- TASK TO CARRY OUT: With spelling and spacing unchanged, write out each line of the material.

- DATASET EXTRACT:
╔══
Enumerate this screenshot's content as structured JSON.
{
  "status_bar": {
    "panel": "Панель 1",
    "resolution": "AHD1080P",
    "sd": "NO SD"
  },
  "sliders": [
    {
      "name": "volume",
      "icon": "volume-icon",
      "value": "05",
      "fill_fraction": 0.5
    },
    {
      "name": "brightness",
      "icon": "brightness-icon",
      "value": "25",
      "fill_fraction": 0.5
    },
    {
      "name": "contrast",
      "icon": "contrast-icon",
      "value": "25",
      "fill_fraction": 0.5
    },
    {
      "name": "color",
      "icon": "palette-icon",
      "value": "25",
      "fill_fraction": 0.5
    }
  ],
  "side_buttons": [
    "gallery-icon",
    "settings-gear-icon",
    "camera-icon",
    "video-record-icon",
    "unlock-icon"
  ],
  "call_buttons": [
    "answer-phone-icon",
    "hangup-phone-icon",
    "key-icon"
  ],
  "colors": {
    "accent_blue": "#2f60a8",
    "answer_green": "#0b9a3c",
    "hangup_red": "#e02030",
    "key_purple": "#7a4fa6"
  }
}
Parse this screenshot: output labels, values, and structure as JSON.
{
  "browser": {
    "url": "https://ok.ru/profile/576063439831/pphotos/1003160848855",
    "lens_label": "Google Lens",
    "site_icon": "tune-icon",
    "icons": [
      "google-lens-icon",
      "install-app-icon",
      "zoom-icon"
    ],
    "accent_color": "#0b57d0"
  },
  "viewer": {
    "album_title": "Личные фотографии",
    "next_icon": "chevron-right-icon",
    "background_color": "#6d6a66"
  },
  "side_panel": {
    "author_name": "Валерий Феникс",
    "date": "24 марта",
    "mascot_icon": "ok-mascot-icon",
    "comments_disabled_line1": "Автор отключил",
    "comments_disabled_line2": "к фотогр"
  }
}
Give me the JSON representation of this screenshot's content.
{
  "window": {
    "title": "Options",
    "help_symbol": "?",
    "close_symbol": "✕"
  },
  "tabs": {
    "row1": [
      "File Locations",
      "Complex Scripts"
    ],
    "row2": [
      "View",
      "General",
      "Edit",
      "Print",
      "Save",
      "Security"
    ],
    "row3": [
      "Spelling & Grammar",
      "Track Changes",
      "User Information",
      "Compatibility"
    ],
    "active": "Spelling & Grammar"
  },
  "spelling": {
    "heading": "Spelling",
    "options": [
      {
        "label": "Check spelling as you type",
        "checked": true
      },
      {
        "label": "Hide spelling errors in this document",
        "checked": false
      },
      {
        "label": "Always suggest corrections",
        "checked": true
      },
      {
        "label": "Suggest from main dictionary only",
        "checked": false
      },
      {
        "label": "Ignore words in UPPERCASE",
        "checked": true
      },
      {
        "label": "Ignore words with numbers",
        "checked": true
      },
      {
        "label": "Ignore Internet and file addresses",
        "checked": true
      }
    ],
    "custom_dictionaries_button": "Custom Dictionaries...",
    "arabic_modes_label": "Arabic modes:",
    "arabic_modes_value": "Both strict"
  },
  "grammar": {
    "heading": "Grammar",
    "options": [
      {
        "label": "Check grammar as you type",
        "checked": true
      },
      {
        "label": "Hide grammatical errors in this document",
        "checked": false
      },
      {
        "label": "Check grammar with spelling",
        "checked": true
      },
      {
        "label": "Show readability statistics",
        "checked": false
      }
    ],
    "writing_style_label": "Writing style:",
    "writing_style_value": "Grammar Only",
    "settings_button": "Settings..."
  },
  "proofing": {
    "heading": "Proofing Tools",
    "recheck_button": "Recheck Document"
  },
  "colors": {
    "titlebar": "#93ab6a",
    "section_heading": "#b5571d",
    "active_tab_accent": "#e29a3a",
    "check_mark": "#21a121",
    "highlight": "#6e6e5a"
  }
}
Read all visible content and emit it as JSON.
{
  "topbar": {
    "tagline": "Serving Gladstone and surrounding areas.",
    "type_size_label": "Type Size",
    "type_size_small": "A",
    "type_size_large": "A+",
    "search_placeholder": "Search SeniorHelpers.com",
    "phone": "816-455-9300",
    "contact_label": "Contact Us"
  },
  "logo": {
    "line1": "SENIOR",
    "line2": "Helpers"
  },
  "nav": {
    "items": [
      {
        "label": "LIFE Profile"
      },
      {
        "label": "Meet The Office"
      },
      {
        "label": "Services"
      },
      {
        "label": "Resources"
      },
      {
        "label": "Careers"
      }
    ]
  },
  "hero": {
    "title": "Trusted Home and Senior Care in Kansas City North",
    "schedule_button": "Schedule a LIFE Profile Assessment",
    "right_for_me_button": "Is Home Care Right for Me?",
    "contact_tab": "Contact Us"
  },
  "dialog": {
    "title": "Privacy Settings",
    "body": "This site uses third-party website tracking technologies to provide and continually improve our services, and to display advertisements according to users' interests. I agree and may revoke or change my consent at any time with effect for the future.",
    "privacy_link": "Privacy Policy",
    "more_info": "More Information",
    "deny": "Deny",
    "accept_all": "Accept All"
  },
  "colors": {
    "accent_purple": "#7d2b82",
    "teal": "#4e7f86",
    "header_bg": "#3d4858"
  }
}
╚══
- RESULT FOR THIS EXERCISE:
Enumerate this screenshot's content as structured JSON.
{
  "status_bar": {
    "panel": "Панель 1",
    "resolution": "AHD1080P",
    "sd": "NO SD"
  },
  "sliders": [
    {
      "name": "volume",
      "icon": "volume-icon",
      "value": "05",
      "fill_fraction": 0.5
    },
    {
      "name": "brightness",
      "icon": "brightness-icon",
      "value": "25",
      "fill_fraction": 0.5
    },
    {
      "name": "contrast",
      "icon": "contrast-icon",
      "value": "25",
      "fill_fraction": 0.5
    },
    {
      "name": "color",
      "icon": "palette-icon",
      "value": "25",
      "fill_fraction": 0.5
    }
  ],
  "side_buttons": [
    "gallery-icon",
    "settings-gear-icon",
    "camera-icon",
    "video-record-icon",
    "unlock-icon"
  ],
  "call_buttons": [
    "answer-phone-icon",
    "hangup-phone-icon",
    "key-icon"
  ],
  "colors": {
    "accent_blue": "#2f60a8",
    "answer_green": "#0b9a3c",
    "hangup_red": "#e02030",
    "key_purple": "#7a4fa6"
  }
}
Parse this screenshot: output labels, values, and structure as JSON.
{
  "browser": {
    "url": "https://ok.ru/profile/576063439831/pphotos/1003160848855",
    "lens_label": "Google Lens",
    "site_icon": "tune-icon",
    "icons": [
      "google-lens-icon",
      "install-app-icon",
      "zoom-icon"
    ],
    "accent_color": "#0b57d0"
  },
  "viewer": {
    "album_title": "Личные фотографии",
    "next_icon": "chevron-right-icon",
    "background_color": "#6d6a66"
  },
  "side_panel": {
    "author_name": "Валерий Феникс",
    "date": "24 марта",
    "mascot_icon": "ok-mascot-icon",
    "comments_disabled_line1": "Автор отключил",
    "comments_disabled_line2": "к фотогр"
  }
}
Give me the JSON representation of this screenshot's content.
{
  "window": {
    "title": "Options",
    "help_symbol": "?",
    "close_symbol": "✕"
  },
  "tabs": {
    "row1": [
      "File Locations",
      "Complex Scripts"
    ],
    "row2": [
      "View",
      "General",
      "Edit",
      "Print",
      "Save",
      "Security"
    ],
    "row3": [
      "Spelling & Grammar",
      "Track Changes",
      "User Information",
      "Compatibility"
    ],
    "active": "Spelling & Grammar"
  },
  "spelling": {
    "heading": "Spelling",
    "options": [
      {
        "label": "Check spelling as you type",
        "checked": true
      },
      {
        "label": "Hide spelling errors in this document",
        "checked": false
      },
      {
        "label": "Always suggest corrections",
        "checked": true
      },
      {
        "label": "Suggest from main dictionary only",
        "checked": false
      },
      {
        "label": "Ignore words in UPPERCASE",
        "checked": true
      },
      {
        "label": "Ignore words with numbers",
        "checked": true
      },
      {
        "label": "Ignore Internet and file addresses",
        "checked": true
      }
    ],
    "custom_dictionaries_button": "Custom Dictionaries...",
    "arabic_modes_label": "Arabic modes:",
    "arabic_modes_value": "Both strict"
  },
  "grammar": {
    "heading": "Grammar",
    "options": [
      {
        "label": "Check grammar as you type",
        "checked": true
      },
      {
        "label": "Hide grammatical errors in this document",
        "checked": false
      },
      {
        "label": "Check grammar with spelling",
        "checked": true
      },
      {
        "label": "Show readability statistics",
        "checked": false
      }
    ],
    "writing_style_label": "Writing style:",
    "writing_style_value": "Grammar Only",
    "settings_button": "Settings..."
  },
  "proofing": {
    "heading": "Proofing Tools",
    "recheck_button": "Recheck Document"
  },
  "colors": {
    "titlebar": "#93ab6a",
    "section_heading": "#b5571d",
    "active_tab_accent": "#e29a3a",
    "check_mark": "#21a121",
    "highlight": "#6e6e5a"
  }
}
Read all visible content and emit it as JSON.
{
  "topbar": {
    "tagline": "Serving Gladstone and surrounding areas.",
    "type_size_label": "Type Size",
    "type_size_small": "A",
    "type_size_large": "A+",
    "search_placeholder": "Search SeniorHelpers.com",
    "phone": "816-455-9300",
    "contact_label": "Contact Us"
  },
  "logo": {
    "line1": "SENIOR",
    "line2": "Helpers"
  },
  "nav": {
    "items": [
      {
        "label": "LIFE Profile"
      },
      {
        "label": "Meet The Office"
      },
      {
        "label": "Services"
      },
      {
        "label": "Resources"
      },
      {
        "label": "Careers"
      }
    ]
  },
  "hero": {
    "title": "Trusted Home and Senior Care in Kansas City North",
    "schedule_button": "Schedule a LIFE Profile Assessment",
    "right_for_me_button": "Is Home Care Right for Me?",
    "contact_tab": "Contact Us"
  },
  "dialog": {
    "title": "Privacy Settings",
    "body": "This site uses third-party website tracking technologies to provide and continually improve our services, and to display advertisements according to users' interests. I agree and may revoke or change my consent at any time with effect for the future.",
    "privacy_link": "Privacy Policy",
    "more_info": "More Information",
    "deny": "Deny",
    "accept_all": "Accept All"
  },
  "colors": {
    "accent_purple": "#7d2b82",
    "teal": "#4e7f86",
    "header_bg": "#3d4858"
  }
}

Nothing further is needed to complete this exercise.